Alabama has its own exemptions that you can use when you file a bankruptcy. There is also a set of bankruptcy exemptions established by federal law (called the federal bankruptcy exemptions). Alabama has opted out of the federal bankruptcy exemptions, meaning you must use Alabama’s exemptions if you file for bankruptcy in Alabama.
Although you can’t use the federal exemptions in Alabama, you may use any of the applicable federal non-bankruptcy exemptions. The federal non-bankruptcy exemptions protect property such as federal retirement accounts and veterans’ benefits.
Married Couples May Double Alabama Exemptions

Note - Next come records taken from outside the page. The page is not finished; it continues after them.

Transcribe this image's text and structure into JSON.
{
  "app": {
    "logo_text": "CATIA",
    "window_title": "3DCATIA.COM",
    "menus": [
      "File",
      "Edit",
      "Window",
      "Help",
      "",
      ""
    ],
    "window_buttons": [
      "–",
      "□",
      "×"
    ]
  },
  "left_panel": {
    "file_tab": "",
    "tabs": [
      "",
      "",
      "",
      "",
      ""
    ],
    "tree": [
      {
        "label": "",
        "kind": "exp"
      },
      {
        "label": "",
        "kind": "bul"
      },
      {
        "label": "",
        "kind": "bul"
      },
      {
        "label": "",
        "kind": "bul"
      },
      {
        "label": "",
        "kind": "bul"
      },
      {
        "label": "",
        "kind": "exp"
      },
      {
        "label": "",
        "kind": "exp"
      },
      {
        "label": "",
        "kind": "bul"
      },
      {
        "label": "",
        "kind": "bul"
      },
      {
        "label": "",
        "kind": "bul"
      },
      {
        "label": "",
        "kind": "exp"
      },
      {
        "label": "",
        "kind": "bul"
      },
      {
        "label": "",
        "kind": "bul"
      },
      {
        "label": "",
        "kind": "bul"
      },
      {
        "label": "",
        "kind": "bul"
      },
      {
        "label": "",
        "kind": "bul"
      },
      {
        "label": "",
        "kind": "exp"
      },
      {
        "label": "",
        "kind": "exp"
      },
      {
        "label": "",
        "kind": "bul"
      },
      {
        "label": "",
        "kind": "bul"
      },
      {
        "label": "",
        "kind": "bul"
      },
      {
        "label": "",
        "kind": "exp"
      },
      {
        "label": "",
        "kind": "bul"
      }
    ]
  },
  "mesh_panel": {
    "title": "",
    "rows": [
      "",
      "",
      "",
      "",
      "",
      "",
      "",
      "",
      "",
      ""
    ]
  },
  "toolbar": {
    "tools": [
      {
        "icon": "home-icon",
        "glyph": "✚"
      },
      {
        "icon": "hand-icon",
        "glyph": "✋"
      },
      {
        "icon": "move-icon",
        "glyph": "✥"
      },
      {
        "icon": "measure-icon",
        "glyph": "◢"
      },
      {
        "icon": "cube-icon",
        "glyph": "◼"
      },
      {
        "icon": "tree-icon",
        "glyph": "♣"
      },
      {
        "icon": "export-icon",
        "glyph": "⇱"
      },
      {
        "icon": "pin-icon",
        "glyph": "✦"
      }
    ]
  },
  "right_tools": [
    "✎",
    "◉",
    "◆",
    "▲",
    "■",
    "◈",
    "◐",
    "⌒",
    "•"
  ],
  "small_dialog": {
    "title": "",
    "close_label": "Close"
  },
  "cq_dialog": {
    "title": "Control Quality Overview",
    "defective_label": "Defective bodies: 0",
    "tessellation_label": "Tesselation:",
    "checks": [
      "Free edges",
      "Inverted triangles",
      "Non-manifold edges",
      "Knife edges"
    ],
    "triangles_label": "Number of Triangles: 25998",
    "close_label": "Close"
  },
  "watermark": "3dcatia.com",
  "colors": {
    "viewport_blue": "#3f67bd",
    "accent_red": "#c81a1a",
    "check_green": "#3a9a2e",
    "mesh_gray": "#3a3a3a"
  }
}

Married couples filing a joint bankruptcy in Alabama may “double” the exemption amounts, meaning they may each claim the full exemption amount for any property belonging to them. Bear in mind that you may only claim an exemption and protect property that belongs to you.
Commonly Used Alabama Bankruptcy Exemptions
Below is a list of commonly used Alabama bankruptcy exemptions. Unless otherwise indicated, all references are to the Code of Alabama.
Up to $5,000 in value and up to 160 acres of real estate and the residence upon it, including a house, mobile home, or similar dwelling place. Ala. Code 6-10-2
To learn more, see The Alabama Homestead Exemption.
Example. You and your spouse own a home worth $65,000 and owe $61,000 on the mortgage. Thus, you have $4,000 of equity in your home. If you and your spouse file a joint bankruptcy, you may each claim the homestead exemption, to protect a total of $10,000 of equity in your home. The Alabama homestead exemption will protect the full amount of equity in your home.
Burial plot or church pew for use by you or your family. Ala. Code 6-10-5
Clothing, family portraits, pictures, and books for use by you or your family. Ala. Code 6-10-6
Life insurance proceeds. Ala. Code 6-10-8
Retirement accounts and benefits
IRAs, Roth IRAs, and retirement accounts qualified under the Internal Revenue Code. Ala. Code 19-3B-508
State Employees’ Retirement Systems accounts and benefits. Ala. Code 36-27-28
Teachers’ Retirement System accounts and benefits. Ala. Code 16-25-23
Earned income tax credit. Ala. Code 38-4-8; 38-5-5; In re James 406 F.3d 1340 (11th Cir. 2005)
Wages and Income
75% of wages or 30 times the federal minimum wage. Ala. Code 6-10-7, 5-9-15
(You can learn more about wage exemptions in Nolo's article Alabama's Wage Garnishment Laws.)
Tools of the Trade
Uniforms and arms of military personnel. Ala. Code 31-2-78
Tools and a vehicle used personally by and essential to your business. Ala. Code 6-10-126
Up to $3,000 of any personal property, except for wages. Ala. Code 6-10-6; 6-10-126 (Learn more in The Alabama Wildcard Exemption in Bankruptcy.)
Confirming the Alabama Bankruptcy Exemptions
This list includes some of the more commonly used Alabama bankruptcy exemptions, but there are numerous other exemptions available to protect specific property. Alabama updates its exemptions periodically. You can verify the current exemption values by clicking on the link for the Code of Alabama on the website of the Alabama Legislature. (You can learn more about this at Nolo’s Legal Research Center).